The Cali Clinic
Javier Perez Ornalez has called a meeting of his five partners. As one of the largest gastroenterology groups in Cali, Colombia, Javier and his partners have always been viewed as leaders in the medical community. For the past two years, Javier took a leave of absence and studied in the United States at a very well respected Business School where he received an MBA with a concentration in Health Care Management. Now, returning to Cali, he wants to move his group into a more sophisticated management approach. "We need to be more sophisticated in our management strategy," he says, "we have always just gotten patients to our clinic as a function of the fact that we exist and our good doctors. I am not sure that strategy will continue to work. We need to change our approach."
Senior Marquez, one of the founding partners interrupts, "Javier, it is great that you have been to the United States, but to come back now and want to change what we have built seems loco. Why? What are we doing wrong? In fact, more Americans are finding their way to Cali for care. Just last week, I did bariatric surgery on five Americans right here in the clinic. I am not sure ten years ago I saw any American patients. Yes, you are right, the world is changing, but in my thirty years of being a doctor, the world has always spun, the world has always, changed. You too will learn this."
"I think we cannot assume patients will just come to us, they can also go to Medellin and Bogota if they even come to Colombia." Javier says," Yes we are growing, but so too is everyone else. We need to recognize that in the past three years in Cali as in all of Colombia. The environment has changed. Look at our neighbors in Brazil and elsewhere in South America. Medical tourism is on the rise. Can we assume that we will just get business because we are good?"
"It has worked in the past," says Don Marquez a specialist in reflux diseases, "why should we assume that now because you have seen the light it should not continue. The endoscopy business has steadily grown. I think we will continue to ride this curve of growth into the future by being good."
"Please Javier," says Maria, "the most recent partner who trained at A U.S. medical facility and also practiced with a large multi-specialty group in the United States for several years before returning home for family reasons. What do you think we should do if we were to be more sophisticated, as you say, can you lay out some of those tactics. Maybe that could help us all and then we could respond more specifically."
"That is a good suggestion, thank you Maria, I have thought about it," Javier said. "Let me tell you what I think we need to consider. Foremost, of course we need to develop a far more sophisticated web site where patients can see our surgi-center and take a virtual tour. We should get the Surgical review Corporation (http://www.surgicalreview.org/pcoe/tertiary/tertiary.aspx) to give us their stamp of approval. This will help our quality positioning. As doctors we should all become members of the American Society of Bariatric Surgery and we can then display that on our web site as another indicator of our excellence. I wonder if we should mount a promotional campaign on You Tube. And, should we hire a salesperson to give talks in Miami and the southeastern part of the United States for us with a targeted strategy."

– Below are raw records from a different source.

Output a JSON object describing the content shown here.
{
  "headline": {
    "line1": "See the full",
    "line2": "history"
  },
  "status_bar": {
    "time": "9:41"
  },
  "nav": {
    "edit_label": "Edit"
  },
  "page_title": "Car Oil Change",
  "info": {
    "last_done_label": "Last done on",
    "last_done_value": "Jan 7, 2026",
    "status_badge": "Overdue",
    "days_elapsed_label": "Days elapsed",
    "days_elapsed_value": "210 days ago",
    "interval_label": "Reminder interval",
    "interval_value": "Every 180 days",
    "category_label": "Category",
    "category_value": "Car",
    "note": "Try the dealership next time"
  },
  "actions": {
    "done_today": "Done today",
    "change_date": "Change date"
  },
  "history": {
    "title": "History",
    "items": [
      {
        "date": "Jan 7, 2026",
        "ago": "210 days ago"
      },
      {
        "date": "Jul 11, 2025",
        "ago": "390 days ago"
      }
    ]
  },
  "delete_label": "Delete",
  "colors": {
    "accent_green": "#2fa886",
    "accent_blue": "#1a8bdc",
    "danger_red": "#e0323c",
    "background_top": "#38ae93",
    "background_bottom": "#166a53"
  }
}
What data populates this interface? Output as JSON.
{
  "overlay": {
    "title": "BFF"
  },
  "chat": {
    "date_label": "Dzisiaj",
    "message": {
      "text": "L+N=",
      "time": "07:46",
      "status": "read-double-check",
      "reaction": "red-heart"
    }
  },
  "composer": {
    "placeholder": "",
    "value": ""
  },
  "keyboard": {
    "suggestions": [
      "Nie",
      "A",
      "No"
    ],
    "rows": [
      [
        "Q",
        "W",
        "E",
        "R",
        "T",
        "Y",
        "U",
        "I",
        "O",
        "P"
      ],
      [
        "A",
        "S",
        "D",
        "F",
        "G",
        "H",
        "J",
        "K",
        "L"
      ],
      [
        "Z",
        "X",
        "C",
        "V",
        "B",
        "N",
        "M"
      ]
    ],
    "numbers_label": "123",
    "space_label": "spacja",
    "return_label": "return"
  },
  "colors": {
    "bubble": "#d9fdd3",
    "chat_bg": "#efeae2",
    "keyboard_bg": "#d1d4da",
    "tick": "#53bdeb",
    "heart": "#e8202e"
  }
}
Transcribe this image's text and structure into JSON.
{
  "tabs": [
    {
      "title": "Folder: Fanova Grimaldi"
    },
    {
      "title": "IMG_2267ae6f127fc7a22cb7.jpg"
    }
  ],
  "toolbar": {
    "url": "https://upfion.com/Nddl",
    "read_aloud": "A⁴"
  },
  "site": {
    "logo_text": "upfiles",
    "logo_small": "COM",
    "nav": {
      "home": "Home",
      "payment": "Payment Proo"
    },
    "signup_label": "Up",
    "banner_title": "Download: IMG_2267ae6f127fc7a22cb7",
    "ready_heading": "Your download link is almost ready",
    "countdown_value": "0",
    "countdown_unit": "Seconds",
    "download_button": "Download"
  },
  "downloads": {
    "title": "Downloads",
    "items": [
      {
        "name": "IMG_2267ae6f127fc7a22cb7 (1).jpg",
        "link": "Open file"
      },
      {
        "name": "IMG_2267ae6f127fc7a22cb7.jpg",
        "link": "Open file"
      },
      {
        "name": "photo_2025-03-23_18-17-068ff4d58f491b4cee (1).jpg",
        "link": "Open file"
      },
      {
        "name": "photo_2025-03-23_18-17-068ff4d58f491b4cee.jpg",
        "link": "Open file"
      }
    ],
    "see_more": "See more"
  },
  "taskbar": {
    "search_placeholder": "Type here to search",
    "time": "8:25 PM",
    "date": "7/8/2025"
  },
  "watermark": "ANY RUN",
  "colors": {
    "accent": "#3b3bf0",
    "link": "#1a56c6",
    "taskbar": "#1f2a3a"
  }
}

"This is absurd!" says Dr. Echiverra, the most senior partner in the group. "You will bankrupt us and there is no need to change what we have always done. See patients, do our procedures and provide good care. The patients will come. I have heard enough. I have patients to see."
How do you convince your senior management group to move into a more sophisticated management approach?
Convincing Senior Management that what is currently working well may not work well in the
future is a major undertaking. To fully understand the issue the Senior Manager must realize what the
competition is like, the direction the competition is headed, and understand what the options are for
future growth and maintaining competitive advantage. According to Don Maquez being good gives the
organization a competitive advantage. However, when facilities in neighboring countries develop their
gastroenterology practices and begin to improve in quality and efficiency, being good will no longer be
enough. Rather than wait until the organization finds other facilities becoming more competitive, it is
better to develop a strategic plan in advance, so the organization can continue to maintain its
competitive advantage in the future.
The ideas of highlighting the facilities and procedures without making any actual written claims
of being the best is a good idea for the organization. It is a more ethical approach to medical ...
The solution discusses how do you convince your senior management group to move into a more sophisticated management approach.